Belly’s musical stunt-casting also feels ahead of its time, even if it wasn’t the first movie to do such a thing, and likely came about as part of Williams working with his personal and professional connections to tell an authentic story. The movie brims with rap stars (Crucial Conflict and Ghostface Killah have cameos, while longtime Nas collaborator AZ plays Sincere’s friend; adding to a cast already including DMX, Nas, T-Boz, Method Man and Vita), a few dancehall reggae stars (Sean Paul and Mr. Vegas appear as themselves), and a multi-decade Civil Rights activist that was once Executive Director of the NAACP and was—at the time—ministering Malcolm X’s old mosque in Harlem.

After Belly, Williams signed a two-year first-look deal with New Line and began serious negotiations with MTV for an animation project, but nothing materialized from either venture.

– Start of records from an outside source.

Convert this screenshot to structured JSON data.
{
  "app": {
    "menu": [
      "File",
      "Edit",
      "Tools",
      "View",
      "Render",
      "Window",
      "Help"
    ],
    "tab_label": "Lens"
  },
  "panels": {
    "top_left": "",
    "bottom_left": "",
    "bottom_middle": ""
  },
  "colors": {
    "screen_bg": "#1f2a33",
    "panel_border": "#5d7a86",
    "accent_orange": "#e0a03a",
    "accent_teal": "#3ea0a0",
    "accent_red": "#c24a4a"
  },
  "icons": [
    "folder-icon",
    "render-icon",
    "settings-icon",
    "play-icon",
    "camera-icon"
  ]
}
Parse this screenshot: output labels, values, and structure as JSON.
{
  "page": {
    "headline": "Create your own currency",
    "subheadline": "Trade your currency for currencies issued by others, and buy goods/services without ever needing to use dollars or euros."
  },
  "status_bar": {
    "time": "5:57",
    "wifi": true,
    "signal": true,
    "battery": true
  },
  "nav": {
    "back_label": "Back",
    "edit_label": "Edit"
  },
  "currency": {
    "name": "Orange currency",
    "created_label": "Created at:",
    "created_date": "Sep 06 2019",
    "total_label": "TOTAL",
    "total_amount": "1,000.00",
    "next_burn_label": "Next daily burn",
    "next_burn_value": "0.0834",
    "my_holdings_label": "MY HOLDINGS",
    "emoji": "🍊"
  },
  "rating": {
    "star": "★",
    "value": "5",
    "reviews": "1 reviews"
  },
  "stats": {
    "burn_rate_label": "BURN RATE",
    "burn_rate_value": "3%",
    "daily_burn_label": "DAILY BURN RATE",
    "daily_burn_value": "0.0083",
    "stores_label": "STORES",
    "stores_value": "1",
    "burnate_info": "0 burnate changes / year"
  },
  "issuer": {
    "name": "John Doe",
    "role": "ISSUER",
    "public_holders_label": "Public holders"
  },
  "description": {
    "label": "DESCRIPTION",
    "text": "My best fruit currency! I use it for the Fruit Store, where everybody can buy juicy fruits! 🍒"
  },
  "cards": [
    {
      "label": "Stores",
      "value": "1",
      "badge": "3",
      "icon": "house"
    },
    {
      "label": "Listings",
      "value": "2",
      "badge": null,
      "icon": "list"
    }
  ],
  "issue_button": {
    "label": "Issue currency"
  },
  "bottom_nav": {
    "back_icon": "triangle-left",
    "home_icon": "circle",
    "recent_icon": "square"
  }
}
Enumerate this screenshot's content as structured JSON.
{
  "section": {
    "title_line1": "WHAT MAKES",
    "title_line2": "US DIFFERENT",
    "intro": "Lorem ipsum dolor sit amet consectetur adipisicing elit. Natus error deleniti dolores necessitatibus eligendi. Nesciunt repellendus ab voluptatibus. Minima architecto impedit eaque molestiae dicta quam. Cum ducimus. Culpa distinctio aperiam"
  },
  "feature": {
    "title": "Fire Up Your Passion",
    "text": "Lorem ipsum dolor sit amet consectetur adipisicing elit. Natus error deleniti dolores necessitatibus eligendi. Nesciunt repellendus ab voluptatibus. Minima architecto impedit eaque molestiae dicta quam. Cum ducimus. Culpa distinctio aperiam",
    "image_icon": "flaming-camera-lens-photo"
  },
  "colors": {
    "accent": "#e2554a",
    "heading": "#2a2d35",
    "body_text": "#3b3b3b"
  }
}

He was briefly attached to Speed Racer, but Warner Bros. ended up giving it to the Wachowskis, who took the opportunity to express their own visionary style. In 2010, he wrote Kanye’s Runaway short film and in 2011 he was named to direct Lust, an erotic thriller by Joe Esterzhas, but that similarly never saw the light of day. It’s hard to tell if, more than a decade on, he has any more interest in creating a feature film or television. He’s never stopped making music videos, and last year he took to the Palm Springs Frank Sinatra house to reinterpret some of photographer Slim Aaron’s work for Jay-Z’s cannabis brand Monogram—so he’s still interested in dabbling with other media. As Euphoria demonstrates that adapting music video sensibilities can still work effectively in modern dramatic productions, Williams might find there’s an audience ready-made for his style today.

The visionary and imperfect Belly didn’t get a fair shake when it came out. Williams clashed with producers and went over budget. The movie was blocked out of some screens, preemptively condemned and pigeonholed as a hood movie that poorly represented Black men, while its actual message calls for peace and self-improvement—even if it is from a limited, spiritualist perspective. It may not be an all-time great movie. It’s got too many plates spinning in its plot and it could have been better acted and edited. However, Belly is noteworthy for its cultural prescience and visionary style, and the success of Euphoria proves that the world is ready for Williams to return to feature-length filmmaking.

Kevin Fox, Jr. is a freelance writer, editor, and critic. He is a former Paste intern with an MA in history, who loves videogames, film, TV, and sports, and dreams of liberation. He can be found on Twitter @kevinfoxjr.